Monday was the day when Tre Kronor, the nation’s beloved hockey team, returned home from the 2017 IIHF Ice Hockey World Championship, as world champions and suddenly, thousands of people found room on and around the square that is about the size of a hockey rink.
“I’ve been here (as a fan) myself when I was younger, celebrated the championship teams, and it’s wild to be standing here now. This is the biggest thing that’s ever happened to me,” said John Klingberg.
Every journey to 1,000 games begins with, well, the first game.
Toronto Maple Leafs defenseman Borje Salming became the first European to play 1,000 NHL games on Jan. 4, 1988, against the Vancouver Canucks.

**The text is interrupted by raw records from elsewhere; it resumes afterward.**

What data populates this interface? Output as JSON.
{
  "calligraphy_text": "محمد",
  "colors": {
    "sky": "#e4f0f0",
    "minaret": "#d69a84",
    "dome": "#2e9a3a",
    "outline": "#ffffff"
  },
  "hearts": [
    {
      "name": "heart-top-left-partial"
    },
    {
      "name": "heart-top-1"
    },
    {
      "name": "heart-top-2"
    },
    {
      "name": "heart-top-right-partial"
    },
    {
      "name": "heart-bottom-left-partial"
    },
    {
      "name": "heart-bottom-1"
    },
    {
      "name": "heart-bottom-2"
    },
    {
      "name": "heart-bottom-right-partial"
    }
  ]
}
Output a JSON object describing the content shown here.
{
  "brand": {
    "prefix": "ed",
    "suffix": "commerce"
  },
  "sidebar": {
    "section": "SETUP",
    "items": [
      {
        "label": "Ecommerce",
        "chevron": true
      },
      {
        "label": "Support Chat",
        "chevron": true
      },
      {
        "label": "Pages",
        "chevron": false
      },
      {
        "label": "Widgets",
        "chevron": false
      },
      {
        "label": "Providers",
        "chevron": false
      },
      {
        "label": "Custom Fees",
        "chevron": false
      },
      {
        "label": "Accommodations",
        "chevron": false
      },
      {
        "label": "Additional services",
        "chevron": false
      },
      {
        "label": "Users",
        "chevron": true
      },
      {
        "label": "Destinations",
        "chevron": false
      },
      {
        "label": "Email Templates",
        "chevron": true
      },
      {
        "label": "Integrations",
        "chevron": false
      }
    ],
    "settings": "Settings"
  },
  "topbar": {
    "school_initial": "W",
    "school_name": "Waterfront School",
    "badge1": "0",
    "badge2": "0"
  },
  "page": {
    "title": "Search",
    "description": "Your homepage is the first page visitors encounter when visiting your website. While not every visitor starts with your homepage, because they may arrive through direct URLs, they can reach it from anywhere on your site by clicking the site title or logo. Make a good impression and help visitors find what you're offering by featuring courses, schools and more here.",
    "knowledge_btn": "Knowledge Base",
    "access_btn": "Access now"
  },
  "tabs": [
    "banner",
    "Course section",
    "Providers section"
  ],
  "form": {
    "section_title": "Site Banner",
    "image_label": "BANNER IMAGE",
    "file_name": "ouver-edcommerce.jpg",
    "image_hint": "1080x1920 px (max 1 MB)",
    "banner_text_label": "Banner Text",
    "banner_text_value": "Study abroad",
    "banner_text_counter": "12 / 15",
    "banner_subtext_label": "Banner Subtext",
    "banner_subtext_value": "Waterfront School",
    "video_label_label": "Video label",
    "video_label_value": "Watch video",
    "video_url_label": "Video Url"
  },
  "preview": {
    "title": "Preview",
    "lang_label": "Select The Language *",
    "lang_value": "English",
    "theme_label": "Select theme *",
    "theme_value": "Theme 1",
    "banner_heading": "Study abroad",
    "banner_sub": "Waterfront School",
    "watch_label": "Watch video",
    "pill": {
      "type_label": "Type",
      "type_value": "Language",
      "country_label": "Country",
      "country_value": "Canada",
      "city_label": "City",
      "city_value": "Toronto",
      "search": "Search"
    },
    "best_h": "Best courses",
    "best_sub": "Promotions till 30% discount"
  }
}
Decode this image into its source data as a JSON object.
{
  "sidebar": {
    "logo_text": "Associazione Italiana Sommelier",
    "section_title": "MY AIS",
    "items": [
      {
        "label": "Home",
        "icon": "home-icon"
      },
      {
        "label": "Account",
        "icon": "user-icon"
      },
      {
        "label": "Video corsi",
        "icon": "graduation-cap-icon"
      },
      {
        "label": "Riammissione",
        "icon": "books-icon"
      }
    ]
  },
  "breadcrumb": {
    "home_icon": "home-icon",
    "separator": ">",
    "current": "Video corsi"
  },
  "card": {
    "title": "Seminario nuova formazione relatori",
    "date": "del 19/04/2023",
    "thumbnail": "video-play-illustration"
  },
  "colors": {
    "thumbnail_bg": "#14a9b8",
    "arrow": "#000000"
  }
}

But when he made his NHL debut on Oct. 10, 1973, he wasn’t the first European-trained player, nor was he even the first Swedish defenseman in the League. Forward Ulf Sterner played four games for the New York Rangers in 1965 and defenseman Thommie Bergman made his NHL debut with the Detroit Red Wings on Oct. 7, 1972.
There seems to be at least two Hardy Åstroms. There’s the clog-wearing Swedish chef who can’t catch a beach ball, introduced to the world and kept alive by Don Cherry who’s been using Hardy material for decades.
Have you heard the one about Hardy when Cherry he pulled his goalie in the final minutes of a game to try to get a goal with six skaters on the ice. Åstrom, the backup, saw the starting goalie racing towards the bench so he grabbed his equipment, hopped the boards and raced to the crease, the story goes, to make a goalie change on the fly.
“Funny,” says Åstrom, “but not true.”
And then there’s the Hardy that played in the first Canada Cup in 1976, represented Sweden in two World Championships, was one of the first European goaltenders in the NHL, and who played for Cherry in Colorado for a year.
Before Cherry was fired.